_Exercise goal:_ This exercise asks for a copy of each line in the records below with the word "down" in it.

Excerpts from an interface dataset
--- START ---

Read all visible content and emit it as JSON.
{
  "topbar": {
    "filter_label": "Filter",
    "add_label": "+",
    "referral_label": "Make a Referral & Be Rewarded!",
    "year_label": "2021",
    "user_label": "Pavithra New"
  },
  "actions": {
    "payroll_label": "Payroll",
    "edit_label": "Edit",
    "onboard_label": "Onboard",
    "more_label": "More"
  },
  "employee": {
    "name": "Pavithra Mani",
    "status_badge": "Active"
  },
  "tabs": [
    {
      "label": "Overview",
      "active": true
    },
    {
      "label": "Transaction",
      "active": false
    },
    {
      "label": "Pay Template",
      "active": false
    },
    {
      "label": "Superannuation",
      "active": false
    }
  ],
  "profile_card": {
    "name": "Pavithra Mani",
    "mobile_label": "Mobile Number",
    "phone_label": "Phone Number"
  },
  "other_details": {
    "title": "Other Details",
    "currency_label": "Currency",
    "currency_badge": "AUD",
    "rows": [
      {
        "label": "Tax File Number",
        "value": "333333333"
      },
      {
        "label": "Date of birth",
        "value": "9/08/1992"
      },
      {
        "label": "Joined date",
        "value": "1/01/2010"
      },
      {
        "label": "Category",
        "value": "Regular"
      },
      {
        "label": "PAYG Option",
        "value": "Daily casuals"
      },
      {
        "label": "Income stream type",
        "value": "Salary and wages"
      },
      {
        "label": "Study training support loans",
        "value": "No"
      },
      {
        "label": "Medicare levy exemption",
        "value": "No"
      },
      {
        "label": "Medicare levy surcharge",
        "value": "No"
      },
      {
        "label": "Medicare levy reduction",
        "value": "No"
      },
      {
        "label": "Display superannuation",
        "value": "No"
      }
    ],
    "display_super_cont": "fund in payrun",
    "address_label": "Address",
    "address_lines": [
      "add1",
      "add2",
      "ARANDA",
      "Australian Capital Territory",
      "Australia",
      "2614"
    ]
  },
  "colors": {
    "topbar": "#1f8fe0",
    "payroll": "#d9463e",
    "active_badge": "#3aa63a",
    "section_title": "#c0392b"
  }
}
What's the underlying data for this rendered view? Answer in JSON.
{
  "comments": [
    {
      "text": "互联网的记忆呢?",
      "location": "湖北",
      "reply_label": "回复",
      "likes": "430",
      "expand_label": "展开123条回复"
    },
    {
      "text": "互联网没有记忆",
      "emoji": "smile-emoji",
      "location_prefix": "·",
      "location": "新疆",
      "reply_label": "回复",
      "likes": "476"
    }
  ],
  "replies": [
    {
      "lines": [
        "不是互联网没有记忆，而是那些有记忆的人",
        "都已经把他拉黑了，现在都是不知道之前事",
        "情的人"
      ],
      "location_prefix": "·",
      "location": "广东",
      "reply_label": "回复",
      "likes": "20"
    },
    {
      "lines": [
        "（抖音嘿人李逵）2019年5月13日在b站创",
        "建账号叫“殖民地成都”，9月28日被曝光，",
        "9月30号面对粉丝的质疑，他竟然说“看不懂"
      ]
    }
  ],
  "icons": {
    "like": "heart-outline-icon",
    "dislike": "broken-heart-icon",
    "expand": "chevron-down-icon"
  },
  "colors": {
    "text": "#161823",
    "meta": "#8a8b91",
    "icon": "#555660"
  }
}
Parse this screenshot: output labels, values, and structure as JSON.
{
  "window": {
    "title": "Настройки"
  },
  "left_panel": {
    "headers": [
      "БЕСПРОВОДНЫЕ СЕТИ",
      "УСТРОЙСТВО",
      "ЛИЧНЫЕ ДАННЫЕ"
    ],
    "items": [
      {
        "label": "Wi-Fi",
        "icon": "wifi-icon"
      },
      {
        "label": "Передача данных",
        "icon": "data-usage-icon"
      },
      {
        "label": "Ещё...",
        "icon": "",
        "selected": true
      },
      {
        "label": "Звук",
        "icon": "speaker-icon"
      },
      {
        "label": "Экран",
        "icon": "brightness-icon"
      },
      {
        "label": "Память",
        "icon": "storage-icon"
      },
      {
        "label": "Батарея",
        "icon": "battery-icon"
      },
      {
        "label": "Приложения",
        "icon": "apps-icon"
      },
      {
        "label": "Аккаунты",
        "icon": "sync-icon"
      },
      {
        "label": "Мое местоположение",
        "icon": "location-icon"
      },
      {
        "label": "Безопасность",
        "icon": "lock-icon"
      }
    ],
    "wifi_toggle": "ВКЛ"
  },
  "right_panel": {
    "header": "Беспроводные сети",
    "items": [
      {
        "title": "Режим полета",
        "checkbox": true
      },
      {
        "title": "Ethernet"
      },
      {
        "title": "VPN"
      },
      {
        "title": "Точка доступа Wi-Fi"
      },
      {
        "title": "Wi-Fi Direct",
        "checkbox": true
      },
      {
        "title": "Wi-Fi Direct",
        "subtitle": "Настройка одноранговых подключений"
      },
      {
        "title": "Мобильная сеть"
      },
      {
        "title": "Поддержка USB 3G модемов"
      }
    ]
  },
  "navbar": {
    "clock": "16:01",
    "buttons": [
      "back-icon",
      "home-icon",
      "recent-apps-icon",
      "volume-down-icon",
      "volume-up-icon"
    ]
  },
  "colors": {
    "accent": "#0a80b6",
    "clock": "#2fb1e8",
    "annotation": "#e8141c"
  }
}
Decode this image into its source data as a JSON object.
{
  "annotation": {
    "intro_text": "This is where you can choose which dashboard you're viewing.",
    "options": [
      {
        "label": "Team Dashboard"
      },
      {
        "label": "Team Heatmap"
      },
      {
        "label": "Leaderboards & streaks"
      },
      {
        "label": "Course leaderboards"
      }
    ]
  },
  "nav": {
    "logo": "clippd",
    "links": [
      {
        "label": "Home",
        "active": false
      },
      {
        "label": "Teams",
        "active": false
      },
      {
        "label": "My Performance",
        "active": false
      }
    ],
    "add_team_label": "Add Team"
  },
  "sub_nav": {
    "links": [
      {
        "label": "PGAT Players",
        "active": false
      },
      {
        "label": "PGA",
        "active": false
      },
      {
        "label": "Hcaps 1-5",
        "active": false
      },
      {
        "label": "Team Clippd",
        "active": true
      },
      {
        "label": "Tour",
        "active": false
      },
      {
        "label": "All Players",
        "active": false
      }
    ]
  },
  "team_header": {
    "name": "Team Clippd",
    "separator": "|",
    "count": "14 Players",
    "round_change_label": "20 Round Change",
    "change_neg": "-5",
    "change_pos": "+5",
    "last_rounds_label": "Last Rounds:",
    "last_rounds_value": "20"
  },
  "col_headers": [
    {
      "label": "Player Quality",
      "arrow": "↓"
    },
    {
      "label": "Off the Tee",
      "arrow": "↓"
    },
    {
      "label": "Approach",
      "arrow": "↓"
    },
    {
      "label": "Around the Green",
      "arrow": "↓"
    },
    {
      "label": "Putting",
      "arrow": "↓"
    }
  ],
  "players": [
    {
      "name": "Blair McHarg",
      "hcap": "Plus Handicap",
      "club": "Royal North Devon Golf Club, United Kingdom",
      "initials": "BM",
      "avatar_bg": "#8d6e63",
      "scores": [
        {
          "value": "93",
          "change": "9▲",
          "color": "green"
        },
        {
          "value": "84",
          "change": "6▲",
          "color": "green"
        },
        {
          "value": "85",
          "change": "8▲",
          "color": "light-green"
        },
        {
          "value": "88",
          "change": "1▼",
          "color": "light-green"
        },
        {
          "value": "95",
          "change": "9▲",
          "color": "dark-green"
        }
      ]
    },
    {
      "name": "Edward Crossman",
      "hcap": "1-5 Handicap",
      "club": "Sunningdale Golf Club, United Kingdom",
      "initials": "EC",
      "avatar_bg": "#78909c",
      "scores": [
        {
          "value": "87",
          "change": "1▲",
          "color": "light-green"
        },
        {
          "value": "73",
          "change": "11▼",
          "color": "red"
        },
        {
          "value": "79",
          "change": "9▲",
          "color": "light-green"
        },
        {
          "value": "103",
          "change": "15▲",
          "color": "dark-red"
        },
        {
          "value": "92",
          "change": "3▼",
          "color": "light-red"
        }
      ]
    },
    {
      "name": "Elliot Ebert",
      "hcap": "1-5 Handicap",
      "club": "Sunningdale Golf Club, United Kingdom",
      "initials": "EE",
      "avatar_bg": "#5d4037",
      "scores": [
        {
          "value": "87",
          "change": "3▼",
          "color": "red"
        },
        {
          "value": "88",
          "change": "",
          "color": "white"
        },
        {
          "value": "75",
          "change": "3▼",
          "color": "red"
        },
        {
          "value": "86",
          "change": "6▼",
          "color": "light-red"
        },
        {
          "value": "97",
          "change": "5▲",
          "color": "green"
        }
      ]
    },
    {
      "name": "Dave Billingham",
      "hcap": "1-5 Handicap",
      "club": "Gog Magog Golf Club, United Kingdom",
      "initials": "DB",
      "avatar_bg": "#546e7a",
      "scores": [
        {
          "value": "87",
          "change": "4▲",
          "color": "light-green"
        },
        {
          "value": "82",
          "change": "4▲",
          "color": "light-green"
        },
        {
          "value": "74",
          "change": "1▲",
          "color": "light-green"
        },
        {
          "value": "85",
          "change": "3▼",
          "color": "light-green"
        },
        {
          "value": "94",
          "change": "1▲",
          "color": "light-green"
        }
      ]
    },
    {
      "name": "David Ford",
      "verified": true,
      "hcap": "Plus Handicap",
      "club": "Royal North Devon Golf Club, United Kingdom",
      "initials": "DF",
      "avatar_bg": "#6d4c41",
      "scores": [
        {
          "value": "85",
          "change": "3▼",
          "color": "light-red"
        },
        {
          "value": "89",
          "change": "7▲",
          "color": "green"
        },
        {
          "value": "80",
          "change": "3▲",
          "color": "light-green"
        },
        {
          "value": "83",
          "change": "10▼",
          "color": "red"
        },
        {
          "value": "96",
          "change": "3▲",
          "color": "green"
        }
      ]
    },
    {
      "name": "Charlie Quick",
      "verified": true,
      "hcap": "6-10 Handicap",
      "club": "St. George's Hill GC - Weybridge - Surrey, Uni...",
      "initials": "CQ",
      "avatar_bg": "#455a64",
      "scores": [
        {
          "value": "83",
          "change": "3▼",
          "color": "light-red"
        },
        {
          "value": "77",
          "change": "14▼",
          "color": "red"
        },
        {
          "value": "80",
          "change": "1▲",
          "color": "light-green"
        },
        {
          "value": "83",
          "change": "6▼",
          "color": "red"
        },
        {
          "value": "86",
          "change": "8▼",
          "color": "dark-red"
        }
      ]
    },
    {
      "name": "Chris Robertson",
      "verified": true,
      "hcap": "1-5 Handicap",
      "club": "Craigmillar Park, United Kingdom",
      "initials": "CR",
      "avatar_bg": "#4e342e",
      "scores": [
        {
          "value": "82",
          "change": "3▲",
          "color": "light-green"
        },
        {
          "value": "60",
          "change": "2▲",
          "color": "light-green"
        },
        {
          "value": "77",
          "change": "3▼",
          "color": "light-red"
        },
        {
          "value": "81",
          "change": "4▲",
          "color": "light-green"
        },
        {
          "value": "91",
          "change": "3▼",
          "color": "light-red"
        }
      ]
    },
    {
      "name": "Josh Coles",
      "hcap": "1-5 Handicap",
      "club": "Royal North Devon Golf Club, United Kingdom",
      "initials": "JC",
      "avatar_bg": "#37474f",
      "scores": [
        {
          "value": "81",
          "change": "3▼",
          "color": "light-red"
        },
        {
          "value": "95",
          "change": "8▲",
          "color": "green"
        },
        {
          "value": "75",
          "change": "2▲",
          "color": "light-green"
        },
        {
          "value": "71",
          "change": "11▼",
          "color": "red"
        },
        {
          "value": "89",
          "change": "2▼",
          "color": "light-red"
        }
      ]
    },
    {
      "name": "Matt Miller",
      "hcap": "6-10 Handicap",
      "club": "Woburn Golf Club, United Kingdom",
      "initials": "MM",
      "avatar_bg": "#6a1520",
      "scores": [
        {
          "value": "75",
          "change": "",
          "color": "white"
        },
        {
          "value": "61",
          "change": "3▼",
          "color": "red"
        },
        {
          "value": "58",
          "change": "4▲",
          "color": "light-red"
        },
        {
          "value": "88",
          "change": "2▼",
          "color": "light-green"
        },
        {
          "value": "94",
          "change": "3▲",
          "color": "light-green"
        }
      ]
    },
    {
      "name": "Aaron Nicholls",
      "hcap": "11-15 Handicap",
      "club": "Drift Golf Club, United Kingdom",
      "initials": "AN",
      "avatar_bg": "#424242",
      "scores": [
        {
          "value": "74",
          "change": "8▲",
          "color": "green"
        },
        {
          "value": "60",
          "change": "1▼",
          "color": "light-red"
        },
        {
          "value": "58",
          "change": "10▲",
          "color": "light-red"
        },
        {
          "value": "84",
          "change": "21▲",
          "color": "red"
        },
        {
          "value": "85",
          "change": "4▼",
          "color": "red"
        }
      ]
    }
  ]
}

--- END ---

_Task response:_
    "expand": "chevron-down-icon"
      "volume-down-icon",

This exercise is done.